The problem is, feminism does not seem to share the idea of equality when it comes to the discussion of domestic violence. Feminism drives to keep this a gendered topic. To exclude anyone that can upset the narrative. To silence, humiliate and oppress anyone that upsets their little world where only females can be victims.
They have been very effective at keeping men and lesbians silent on this topic. And I believe I have formulated a very in-depth description on how they have achieved this.
Below are the tactics of modern feminism to maintain the narrative.
Only discuss females.
Feminism saturates the media. I don’t think that anyone is oblivious to that fact. When the topic of domestic or intimate partner violence is raised in the media, it is heavily pushed to be displayed as a female only issue. “Violence against women” is the phrase that is now nearly overused in discussing this topic.
Describe feminism as a positive movement.
Feminism likes to describe itself as a movement that brings about positive changes, and whilst empowering women is a good thing, doing it at the expense of men is not. And by silencing male victims, you are disempowering men. However, by promoting itself as a positive movement, has the effect of making people reluctant to question the motives of feminism.
Demonise those who raise awareness for male victims.
The term MRA (Mens rights activist) was coined by men to support male victims of domestic violence.

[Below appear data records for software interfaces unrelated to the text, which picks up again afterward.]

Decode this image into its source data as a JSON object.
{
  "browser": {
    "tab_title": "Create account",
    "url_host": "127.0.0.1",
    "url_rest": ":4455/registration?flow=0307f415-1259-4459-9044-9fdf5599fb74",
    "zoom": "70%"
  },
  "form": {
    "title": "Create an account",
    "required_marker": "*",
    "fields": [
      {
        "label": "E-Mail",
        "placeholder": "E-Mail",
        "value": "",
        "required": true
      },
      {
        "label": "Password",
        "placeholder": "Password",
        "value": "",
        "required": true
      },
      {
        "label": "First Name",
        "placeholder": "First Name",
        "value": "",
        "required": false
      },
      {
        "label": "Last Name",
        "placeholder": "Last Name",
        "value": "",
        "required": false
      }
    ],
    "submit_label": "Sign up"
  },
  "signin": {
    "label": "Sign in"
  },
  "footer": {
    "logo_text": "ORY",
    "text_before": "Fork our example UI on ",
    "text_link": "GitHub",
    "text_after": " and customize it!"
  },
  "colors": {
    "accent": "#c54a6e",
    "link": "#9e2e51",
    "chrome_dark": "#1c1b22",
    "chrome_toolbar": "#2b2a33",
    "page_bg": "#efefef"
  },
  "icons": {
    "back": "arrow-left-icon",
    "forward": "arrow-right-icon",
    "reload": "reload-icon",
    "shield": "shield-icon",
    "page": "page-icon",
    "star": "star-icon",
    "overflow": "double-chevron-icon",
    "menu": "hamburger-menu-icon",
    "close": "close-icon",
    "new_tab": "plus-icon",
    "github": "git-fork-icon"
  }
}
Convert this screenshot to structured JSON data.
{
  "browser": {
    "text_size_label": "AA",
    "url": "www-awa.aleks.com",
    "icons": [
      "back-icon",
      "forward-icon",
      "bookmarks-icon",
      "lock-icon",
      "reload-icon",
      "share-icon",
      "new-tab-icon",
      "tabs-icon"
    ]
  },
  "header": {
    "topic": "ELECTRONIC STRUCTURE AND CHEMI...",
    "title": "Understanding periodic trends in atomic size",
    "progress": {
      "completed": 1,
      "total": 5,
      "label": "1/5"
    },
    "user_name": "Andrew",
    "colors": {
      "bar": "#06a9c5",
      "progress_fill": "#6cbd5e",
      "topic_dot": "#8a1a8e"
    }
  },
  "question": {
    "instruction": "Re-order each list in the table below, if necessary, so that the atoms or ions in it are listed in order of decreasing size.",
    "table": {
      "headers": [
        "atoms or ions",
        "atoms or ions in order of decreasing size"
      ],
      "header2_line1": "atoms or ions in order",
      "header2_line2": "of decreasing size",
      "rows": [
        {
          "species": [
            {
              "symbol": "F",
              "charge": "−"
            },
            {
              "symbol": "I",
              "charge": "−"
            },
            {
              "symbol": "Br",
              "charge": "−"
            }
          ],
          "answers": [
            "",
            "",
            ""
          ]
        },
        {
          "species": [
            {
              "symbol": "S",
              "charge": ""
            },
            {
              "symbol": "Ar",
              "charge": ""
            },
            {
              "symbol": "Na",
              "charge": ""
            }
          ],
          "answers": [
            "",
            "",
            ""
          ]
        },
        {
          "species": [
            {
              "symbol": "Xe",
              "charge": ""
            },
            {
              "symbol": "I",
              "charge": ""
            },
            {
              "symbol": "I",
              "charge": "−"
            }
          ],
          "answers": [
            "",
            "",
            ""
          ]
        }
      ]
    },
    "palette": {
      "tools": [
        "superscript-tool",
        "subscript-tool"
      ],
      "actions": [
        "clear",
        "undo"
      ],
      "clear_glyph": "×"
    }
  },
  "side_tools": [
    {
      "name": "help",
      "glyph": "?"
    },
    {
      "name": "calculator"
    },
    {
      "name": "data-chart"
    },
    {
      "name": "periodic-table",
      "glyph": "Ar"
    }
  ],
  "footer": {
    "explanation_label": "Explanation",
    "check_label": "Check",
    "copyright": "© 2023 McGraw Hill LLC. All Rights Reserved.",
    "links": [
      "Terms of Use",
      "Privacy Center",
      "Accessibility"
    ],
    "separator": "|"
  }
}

However, feminism has turned this word into a nasty, distasteful word. Being an MRA is akin to being a ‘rapist’, or a ‘Nazi’.
This has the effect of people not wanting to be a part of such a group, even though the group is fighting for exactly the same things that feminism is.
There are little to no discussions on male victims of domestic violence. When male victims are raised during the topic of female victims, feminists have derived the term “Whataboutery” to once again silence the discussion.
However, if men discuss male victims online, not discussing female victims is seen as sexist and misogynistic.
Misrepresent the statistics
Often you will see statistics about violence against women. However, they have been cleverly displayed to hide the whole truth of the matter.
There is a famous statistic “One in three women experience violence during their lifetime”. This statistic is often used in domestic violence discussions and would have you believe that one in three women experience violence from men.
However, this is not true. Over 25% of that number is violence against women, by other women. However, they do not make that known. This hides violence by women.
The same goes for children. Feminists often group women and children statistics together. Child statistics should be separated, however, feminists know if that was to be the case, that child victims of female violence will be shown. So how to overcome that? Group them together.
Blame everything on men.
Lesbians face the highest experiences of domestic violence, yet there are no men around? Feminism is currently working on how to overcome this problem, and the latest trials are to suggest that within lesbian relationships, there is usually one more masculine female that plays the male role. She is adopting patriarchal attitudes and this is the result of men.
There really is no way of men escaping the blame under feminism.These are only a small number of the tactics used by feminists to keep the topic focused entirely on women. It would appear, however, that many people are waking up to the very biased discussions society is having on this topic, and more people are asking to include ALL victims. What I suggest, is never to feel bad about discussing a victim of domestic violence. Regardless of the victim, or perpetrators gender. Victims need to be heard.If feminism is to survive, it needs to change its tactics and become more inclusive and share the spotlight with the other victims of domestic violence.Domestic violence awareness Australia